• Provide an adequate honorarium as recognition of participants’ time and fully cover any other costs (travel, childcare, etc.);

• Offer on-site childcare, or activities for children (e.g. materials for art and play during the session);

• Provide snacks and drinks;

• This activity can generate strong emotions or conflicts. Consider mental health implications (what is the impact of this exercise?) and make contextually and culturally appropriate resources available and accessible for the participants


Approximately 2-3 hours depending on number of participants. The ideal range of participants is 10-12, with 2-3 facilitators.


• Markers (or other: crayons, coloring pencils, paint)

• Flip chart paper (or other large size paper)

• Collage materials (magazines, newspaper clippings)

• Scissors

• Name tags

• Glue

• Tape


1. Facilitators introduce the workshop in the context of the research project, as applicable. As a group set, the ground rules for the session (e.g. no judgments, listen, share, respect). Following introductions, conduct a short and fun warm-up activity.

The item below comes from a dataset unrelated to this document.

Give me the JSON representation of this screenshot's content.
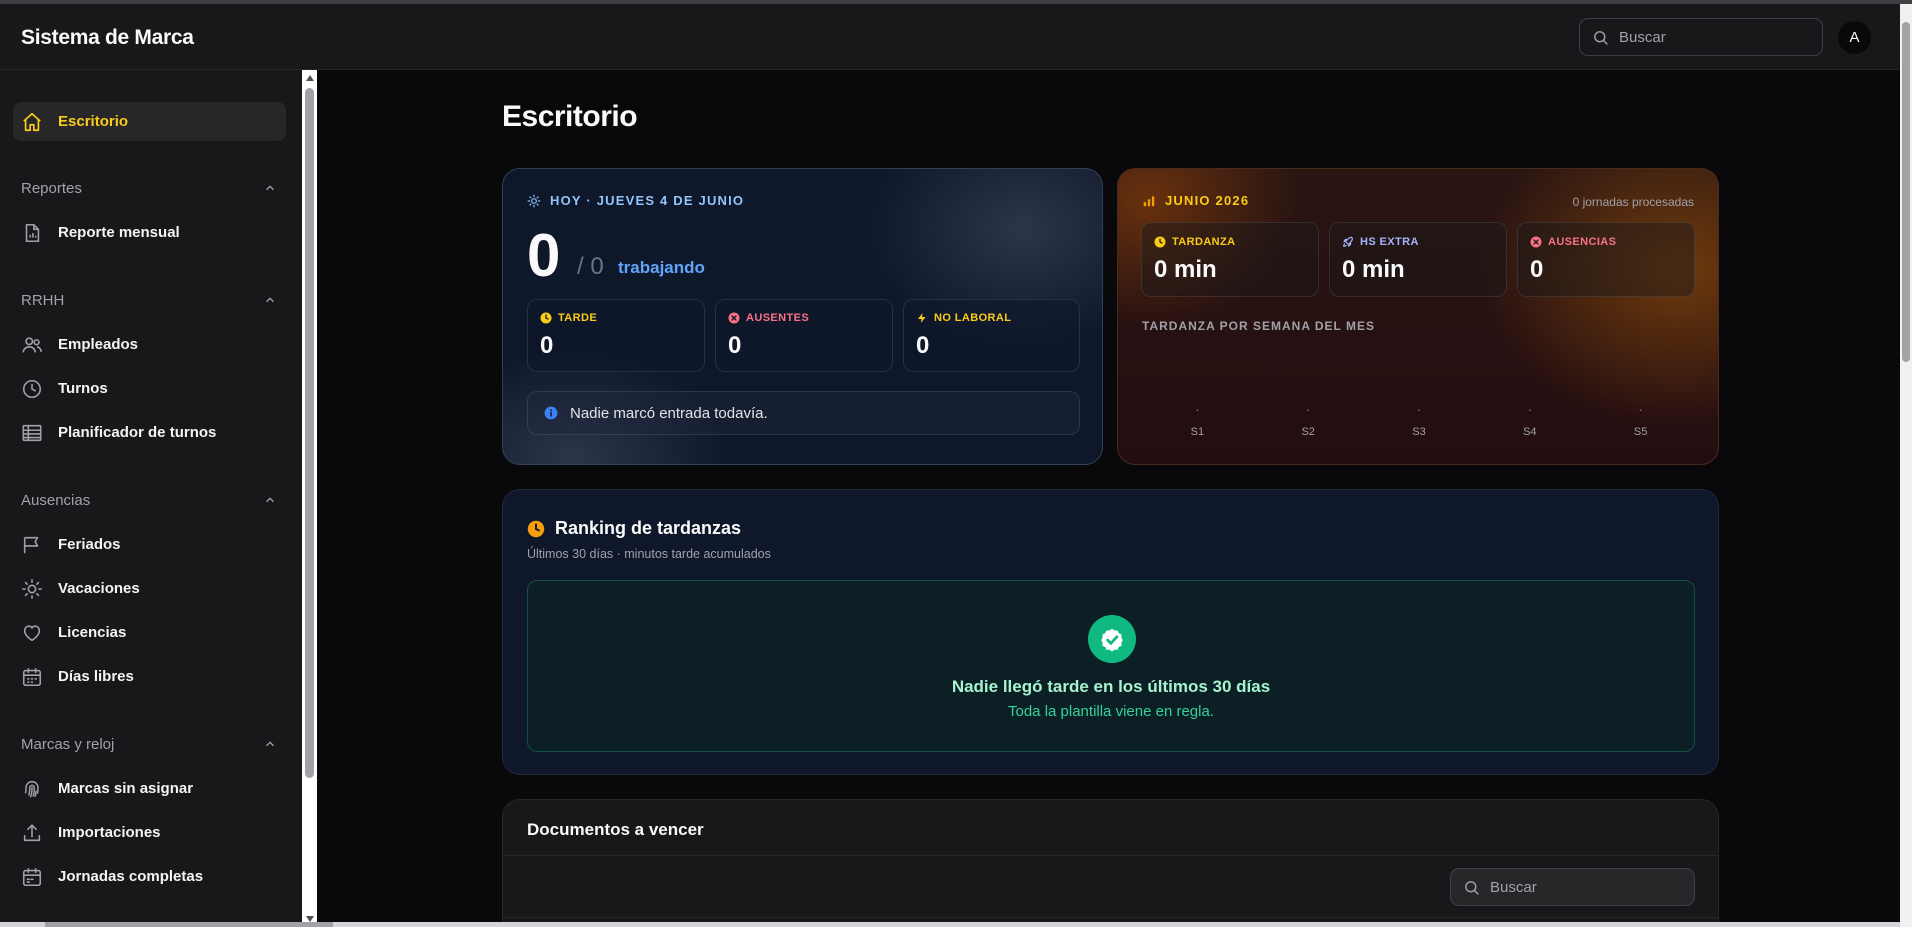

2. Each participant receives a piece of paper to create their own mandala using collage materials provided. The mandala spiral marks different periods of the participant’s life: childhood, adolescence, youth, and adulthood. Participants will create visual representations of the moments and memories that marked them in each period of their life. Marking the memory with an X to indicate a difficult time and a <3 (heart symbol) to indicate a joyful time. For each important moment of their life, participants are asked to reflect on the following questions (it is useful to have these questions in writing posted in the workshop space):

 Where were you?

 What were you doing?

 Who were you with?

 How did you feel?

The mandala spiral ends on the open-ended “future?” where the participant can indicate their hopes and dreams for the future. The facilitators circulate to assist participants throughout the mandala-making process.

3. Once the mandalas are complete, display them on the walls. Keeping in mind the questions above, each participant is invited to share as much or as little of their story as they choose with the group.

4. Invite participants to debrief and share their thoughts on the exercise. End the workshop on an uplifting note (e.g. another short and fun activity).